(Stored items from a collection)
# # #

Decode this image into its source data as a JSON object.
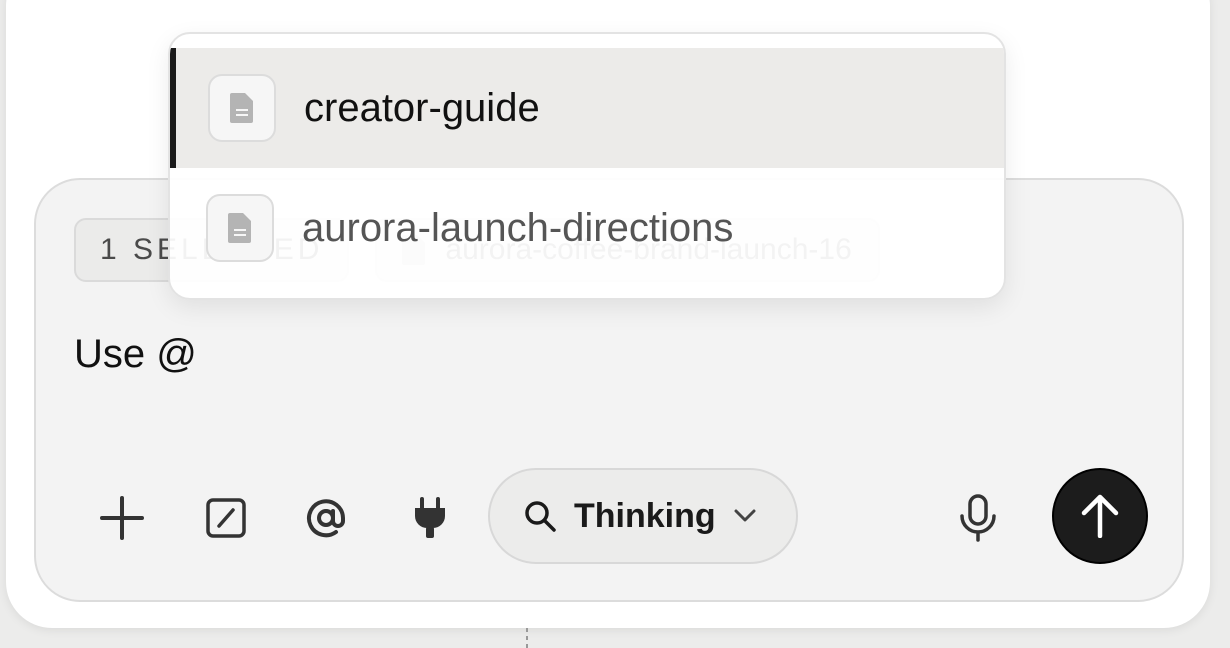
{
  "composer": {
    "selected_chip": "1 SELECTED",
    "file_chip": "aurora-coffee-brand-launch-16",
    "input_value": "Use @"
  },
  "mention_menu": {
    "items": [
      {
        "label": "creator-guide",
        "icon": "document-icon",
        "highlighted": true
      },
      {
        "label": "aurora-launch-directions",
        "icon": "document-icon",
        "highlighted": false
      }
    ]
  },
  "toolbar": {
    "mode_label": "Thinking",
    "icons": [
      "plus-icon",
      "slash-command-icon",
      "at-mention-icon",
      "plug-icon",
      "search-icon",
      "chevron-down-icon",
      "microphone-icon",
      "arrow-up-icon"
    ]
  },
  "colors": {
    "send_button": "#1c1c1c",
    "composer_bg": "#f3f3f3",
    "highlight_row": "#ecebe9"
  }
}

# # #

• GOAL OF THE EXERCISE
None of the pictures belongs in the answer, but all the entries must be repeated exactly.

• RESULT
Decode this image into its source data as a JSON object.
{
  "composer": {
    "selected_chip": "1 SELECTED",
    "file_chip": "aurora-coffee-brand-launch-16",
    "input_value": "Use @"
  },
  "mention_menu": {
    "items": [
      {
        "label": "creator-guide",
        "icon": "document-icon",
        "highlighted": true
      },
      {
        "label": "aurora-launch-directions",
        "icon": "document-icon",
        "highlighted": false
      }
    ]
  },
  "toolbar": {
    "mode_label": "Thinking",
    "icons": [
      "plus-icon",
      "slash-command-icon",
      "at-mention-icon",
      "plug-icon",
      "search-icon",
      "chevron-down-icon",
      "microphone-icon",
      "arrow-up-icon"
    ]
  },
  "colors": {
    "send_button": "#1c1c1c",
    "composer_bg": "#f3f3f3",
    "highlight_row": "#ecebe9"
  }
}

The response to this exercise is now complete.